Elmer Smith remembers Chuck Stone, the legendary journalist from Philadelphia who was known as a thorn in the side of police and an advocate for the little guy
updated 2:56 PM EDT, Sun April 13, 2014
Al Franken says Comcast, the nation's largest cable provider, wants to acquire Time Warner Cable, the nation's second-largest cable provider. Should we be concerned?
updated 11:22 AM EDT, Fri April 11, 2014
Philip Cook and Kristin Goss says the Pennsylvania stabbing attack, which caused grave injury -- but not death, carries a lesson on guns for policymakers
updated 3:06 PM EDT, Fri April 11, 2014
Wikipedia lists 105 football movies, but all too many of them are forgettable, writes Mike Downey
updated 10:32 AM EDT, Fri April 11, 2014
John Sutter and hundreds of iReporters set out to run marathons after the bombings -- and learned a lot about the culture of running
updated 12:49 PM EDT, Fri April 11, 2014
Timothy Stanley says it was cowardly to withdraw the offer of an honorary degree to Ayaan Hirsi Ali. The university should have done its homework on her narrow views and not made the offer
updated 10:16 AM EDT, Fri April 11, 2014

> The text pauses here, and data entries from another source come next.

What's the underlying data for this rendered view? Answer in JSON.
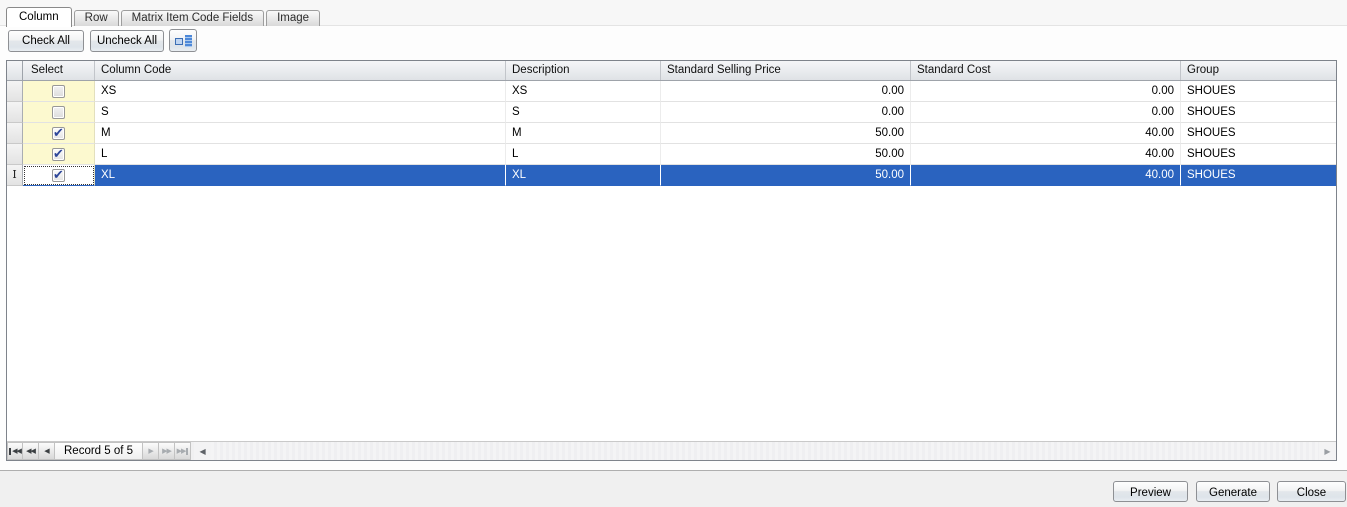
{
  "tabs": {
    "items": [
      {
        "label": "Column",
        "active": true
      },
      {
        "label": "Row",
        "active": false
      },
      {
        "label": "Matrix Item Code Fields",
        "active": false
      },
      {
        "label": "Image",
        "active": false
      }
    ]
  },
  "toolbar": {
    "check_all_label": "Check All",
    "uncheck_all_label": "Uncheck All",
    "view_icon": "list-detail-icon"
  },
  "grid": {
    "columns": {
      "select": "Select",
      "column_code": "Column Code",
      "description": "Description",
      "standard_selling_price": "Standard Selling Price",
      "standard_cost": "Standard Cost",
      "group": "Group"
    },
    "rows": [
      {
        "checked": false,
        "selected": false,
        "column_code": "XS",
        "description": "XS",
        "standard_selling_price": "0.00",
        "standard_cost": "0.00",
        "group": "SHOUES"
      },
      {
        "checked": false,
        "selected": false,
        "column_code": "S",
        "description": "S",
        "standard_selling_price": "0.00",
        "standard_cost": "0.00",
        "group": "SHOUES"
      },
      {
        "checked": true,
        "selected": false,
        "column_code": "M",
        "description": "M",
        "standard_selling_price": "50.00",
        "standard_cost": "40.00",
        "group": "SHOUES"
      },
      {
        "checked": true,
        "selected": false,
        "column_code": "L",
        "description": "L",
        "standard_selling_price": "50.00",
        "standard_cost": "40.00",
        "group": "SHOUES"
      },
      {
        "checked": true,
        "selected": true,
        "column_code": "XL",
        "description": "XL",
        "standard_selling_price": "50.00",
        "standard_cost": "40.00",
        "group": "SHOUES"
      }
    ],
    "navigator": {
      "record_label": "Record 5 of 5"
    }
  },
  "footer": {
    "preview_label": "Preview",
    "generate_label": "Generate",
    "close_label": "Close"
  },
  "colors": {
    "selection_blue": "#2A63BF",
    "select_column_yellow": "#FCF9CF",
    "check_mark_blue": "#2D4699"
  }
}
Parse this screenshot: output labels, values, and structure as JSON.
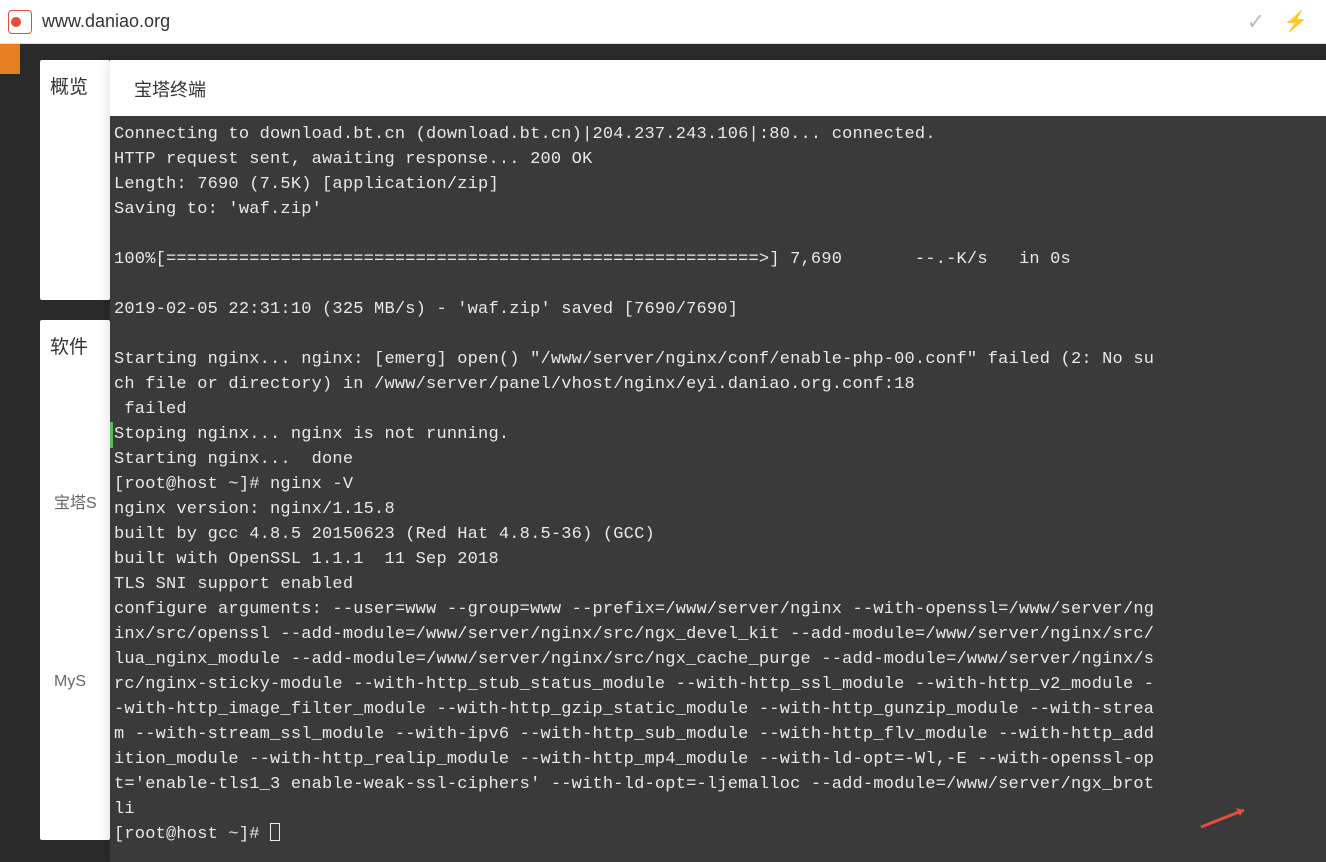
{
  "browser": {
    "url": "www.daniao.org"
  },
  "sidebar": {
    "overview_label": "概览",
    "software_label": "软件",
    "items": [
      "宝塔S",
      "MyS"
    ]
  },
  "modal": {
    "title": "宝塔终端"
  },
  "terminal": {
    "lines": [
      "Connecting to download.bt.cn (download.bt.cn)|204.237.243.106|:80... connected.",
      "HTTP request sent, awaiting response... 200 OK",
      "Length: 7690 (7.5K) [application/zip]",
      "Saving to: 'waf.zip'",
      "",
      "100%[=========================================================>] 7,690       --.-K/s   in 0s",
      "",
      "2019-02-05 22:31:10 (325 MB/s) - 'waf.zip' saved [7690/7690]",
      "",
      "Starting nginx... nginx: [emerg] open() \"/www/server/nginx/conf/enable-php-00.conf\" failed (2: No su",
      "ch file or directory) in /www/server/panel/vhost/nginx/eyi.daniao.org.conf:18",
      " failed",
      "Stoping nginx... nginx is not running.",
      "Starting nginx...  done",
      "[root@host ~]# nginx -V",
      "nginx version: nginx/1.15.8",
      "built by gcc 4.8.5 20150623 (Red Hat 4.8.5-36) (GCC)",
      "built with OpenSSL 1.1.1  11 Sep 2018",
      "TLS SNI support enabled",
      "configure arguments: --user=www --group=www --prefix=/www/server/nginx --with-openssl=/www/server/ng",
      "inx/src/openssl --add-module=/www/server/nginx/src/ngx_devel_kit --add-module=/www/server/nginx/src/",
      "lua_nginx_module --add-module=/www/server/nginx/src/ngx_cache_purge --add-module=/www/server/nginx/s",
      "rc/nginx-sticky-module --with-http_stub_status_module --with-http_ssl_module --with-http_v2_module -",
      "-with-http_image_filter_module --with-http_gzip_static_module --with-http_gunzip_module --with-strea",
      "m --with-stream_ssl_module --with-ipv6 --with-http_sub_module --with-http_flv_module --with-http_add",
      "ition_module --with-http_realip_module --with-http_mp4_module --with-ld-opt=-Wl,-E --with-openssl-op",
      "t='enable-tls1_3 enable-weak-ssl-ciphers' --with-ld-opt=-ljemalloc --add-module=/www/server/ngx_brot",
      "li"
    ],
    "prompt": "[root@host ~]# "
  }
}
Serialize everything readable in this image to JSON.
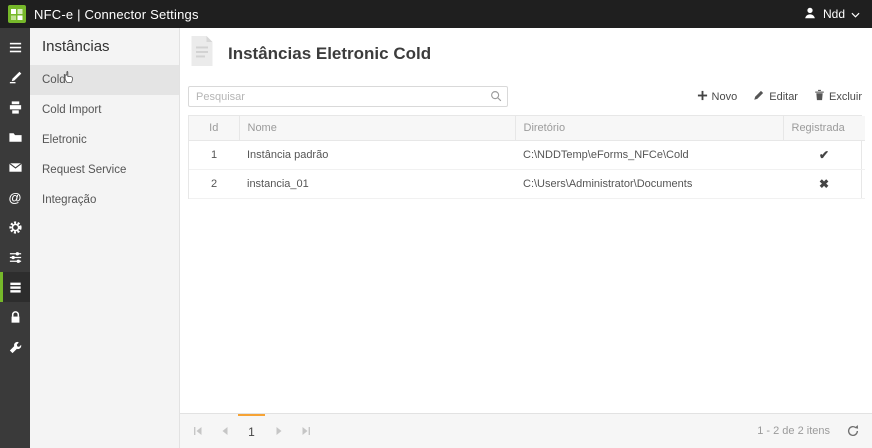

Al Awlaki
Almost three years after his death in a 2011 CIA drone strike in Yemen, Anwar al-Awlaki continues to inspire violent jihadist extremists in the U.S, writes Peter Bergen
updated 9:21 PM EDT, Fri April 11, 2014
David Bianculli says Colbert is a smart, funny interviewer, but ditching his blowhard persona to take over the mainstream late-night role may cost him fans
updated 1:31 PM EDT, Thu April 10, 2014
Rep. Paul Ryan says the Republican budget places its trust in the people, not in Washington
updated 5:28 PM EDT, Thu April 10, 2014
Aaron David Miller says Obama isn't to blame for Kerry's lack of progress in resolving Mideast talks
updated 11:22 AM EDT, Mon April 14, 2014
David Weinberger says beyond focusing on the horrors of the attack a year ago, it's worth remembering the lessons it taught about strength, the dangers of idle speculation and Boston's solidarity
updated 12:32 PM EDT, Thu April 10, 2014
Katherine Newman says the motive for the school stabbing attack in Pennsylvania is not yet known, but research on such rampages turns up similarities in suspects and circumstances
updated 2:39 PM EDT, Wed April 9, 2014
Wendy Townsend says the Rattlesnake Roundup -- where thousands of pounds of snakes are killed and tormented -- is barbaric
ADVERTISEMENT
ADVERTISEMENT
ADVERTISEMENT
ADVERTISEMENT